            LCRA’s own 2010 annual groundwater monitoring report shows that groundwater near the coal ash ponds and a landfill at the Fayette Plant contains levels of arsenic, selenium, cobalt, and molybdenum exceeding Texas Protective Contamination Levels (PCLs) and federal Maximum Contaminant Levels (MCLs).  Selenium levels have reached more than 4 times the PCL and MCL, cobalt levels have reached more than 3 times the PCL, and molybdenum has exceeded the federal Life-time Health Advisory by nearly 4 times and exceeded the PCL in water down-gradient or cross-gradient of ash disposal areas.  Aluminum, chloride, manganese, sulfate and total dissolved solids exceed federal secondary MCLs. 
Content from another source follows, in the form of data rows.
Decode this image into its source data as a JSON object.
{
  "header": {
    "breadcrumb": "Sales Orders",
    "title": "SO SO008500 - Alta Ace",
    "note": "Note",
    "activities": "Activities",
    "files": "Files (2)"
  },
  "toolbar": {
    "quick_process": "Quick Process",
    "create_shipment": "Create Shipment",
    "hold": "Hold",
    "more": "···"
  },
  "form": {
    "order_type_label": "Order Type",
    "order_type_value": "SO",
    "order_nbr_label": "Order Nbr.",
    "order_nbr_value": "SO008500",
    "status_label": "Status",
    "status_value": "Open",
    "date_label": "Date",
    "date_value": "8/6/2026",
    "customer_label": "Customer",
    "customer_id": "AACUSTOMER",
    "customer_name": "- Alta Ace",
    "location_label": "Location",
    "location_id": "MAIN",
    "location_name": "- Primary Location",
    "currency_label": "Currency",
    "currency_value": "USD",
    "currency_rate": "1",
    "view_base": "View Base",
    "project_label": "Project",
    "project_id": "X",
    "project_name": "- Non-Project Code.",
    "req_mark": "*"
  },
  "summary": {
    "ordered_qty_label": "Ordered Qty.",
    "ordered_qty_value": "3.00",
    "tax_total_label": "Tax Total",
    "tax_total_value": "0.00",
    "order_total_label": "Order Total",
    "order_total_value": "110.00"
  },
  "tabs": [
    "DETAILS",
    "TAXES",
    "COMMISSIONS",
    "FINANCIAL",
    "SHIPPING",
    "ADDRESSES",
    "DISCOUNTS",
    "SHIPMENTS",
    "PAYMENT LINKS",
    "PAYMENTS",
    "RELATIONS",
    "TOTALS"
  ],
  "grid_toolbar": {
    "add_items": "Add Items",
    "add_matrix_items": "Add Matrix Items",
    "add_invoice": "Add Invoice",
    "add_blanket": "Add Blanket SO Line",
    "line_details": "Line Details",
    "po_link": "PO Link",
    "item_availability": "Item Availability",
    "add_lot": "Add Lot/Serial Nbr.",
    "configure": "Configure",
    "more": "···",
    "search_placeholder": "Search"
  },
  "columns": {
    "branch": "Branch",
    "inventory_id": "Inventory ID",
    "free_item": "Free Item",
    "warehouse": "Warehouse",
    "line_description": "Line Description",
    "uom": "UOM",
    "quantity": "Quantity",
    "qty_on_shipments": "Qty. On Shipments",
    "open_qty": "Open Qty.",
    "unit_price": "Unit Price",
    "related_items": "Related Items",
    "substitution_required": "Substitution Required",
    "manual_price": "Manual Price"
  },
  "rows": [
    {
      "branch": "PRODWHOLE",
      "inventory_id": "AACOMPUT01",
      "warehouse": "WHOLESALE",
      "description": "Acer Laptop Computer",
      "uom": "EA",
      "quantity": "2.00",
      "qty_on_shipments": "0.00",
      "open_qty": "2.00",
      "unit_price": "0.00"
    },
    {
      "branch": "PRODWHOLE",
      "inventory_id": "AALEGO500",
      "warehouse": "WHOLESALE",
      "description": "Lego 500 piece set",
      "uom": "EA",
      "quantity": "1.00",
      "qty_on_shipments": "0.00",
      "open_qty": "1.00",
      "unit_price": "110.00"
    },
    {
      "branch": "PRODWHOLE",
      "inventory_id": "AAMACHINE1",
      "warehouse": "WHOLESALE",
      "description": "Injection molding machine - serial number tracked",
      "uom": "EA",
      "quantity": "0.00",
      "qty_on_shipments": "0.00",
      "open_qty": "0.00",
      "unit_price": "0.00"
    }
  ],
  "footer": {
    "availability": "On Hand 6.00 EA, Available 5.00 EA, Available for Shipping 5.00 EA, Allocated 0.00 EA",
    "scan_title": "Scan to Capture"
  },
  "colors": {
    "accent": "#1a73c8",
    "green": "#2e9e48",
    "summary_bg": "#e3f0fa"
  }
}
            Moreover, according to LCRA’s report, many of the groundwater monitoring wells are located within the shallow groundwater bearing Middle Sand Unit.  LCRA acknowledges that the “Middle Sand is believed to be in communication with the Cedar Creek Reservoir,” and that contaminated groundwater “could migrate beyond the boundaries of the [Fayette Power Plant] property.”  In short, pollution from the Fayette Plant’s leaking coal ash dumps could potentially impact water quality in the Cedar Creek Reservoir and nearby residential drinking water wells.     

            Despite this imminent public health risk, the current draft Clean Water Act permit fails to set effluent limits for almost all of the toxic pollutants found in coal ash wastewaters, or address the seeps and leaks from the plant’s coal ash disposal units.  In addition: 

  • The current Draft Permit does not set effluent limits for the numerous toxic pollutants that are regularly discharged in coal ash wastewaters.  Under the Clean Water Act, Clean Water Act permits must include technology-based effluent limits for all discharged pollutants.  Despite the fact that EPA has identified 27 pollutants found in coal ash wastewaters (including, aluminum, antimony, arsenic, barium, beryllium, boron, cadmium, calcium, chromium, cobalt, copper, iron, lead, magnesium, manganese, mercury, molybdenum, nickel, selenium, silver, sodium, thallium, tin, titanium, vanadium, yttrium, and zinc), the current permit for the Fayette Plant only imposes limits on one toxic pollutant—selenium.  The revised Clean Water Act permit must impose effluent limits that eliminate or control toxic discharges as required by law.     
  • TCEQ must also require LCRA to clean up and prevent pollution from its leaking coal ash disposal units.  Discharges, including leaks and seeps, of leachate from the Plant’s coal ash impoundments and landfills to surface waters and/or groundwater with a hydrogeological connection to surface water without a permit are prohibited by the Clean Water Act.  LCRA itself has identified concentrations of pollutants like arsenic, selenium, molybdenum, and cobalt at levels that exceed federal and state groundwater standards, and acknowledged that this pollution is occurring in groundwater that communicates with the Cedar Creek Reservoir and could migrate offsite.  The revised Clean Water Act permit must impose requirements to clean up and eliminate pollution leaks and seeps into hydrogeologically connected ground and surface waters.   

            In sum, it does not appear that the existing permit, if renewed, would comply with the federal Clean Water Act (“CWA”) or state law, including the Texas Water Code and the Texas Surface Water Quality Standards.  We respectfully request that TCEQ hold a public meeting to provide an opportunity for the public to address these critical public health threats. 

            Thank you for considering these comments and my request for a public meeting.


Your Name

Independently yours,

League of Independent Voters of Texas
PO Box 651 * Bastrop, TX 78602
512-213-4511 * 512-657-2089 cell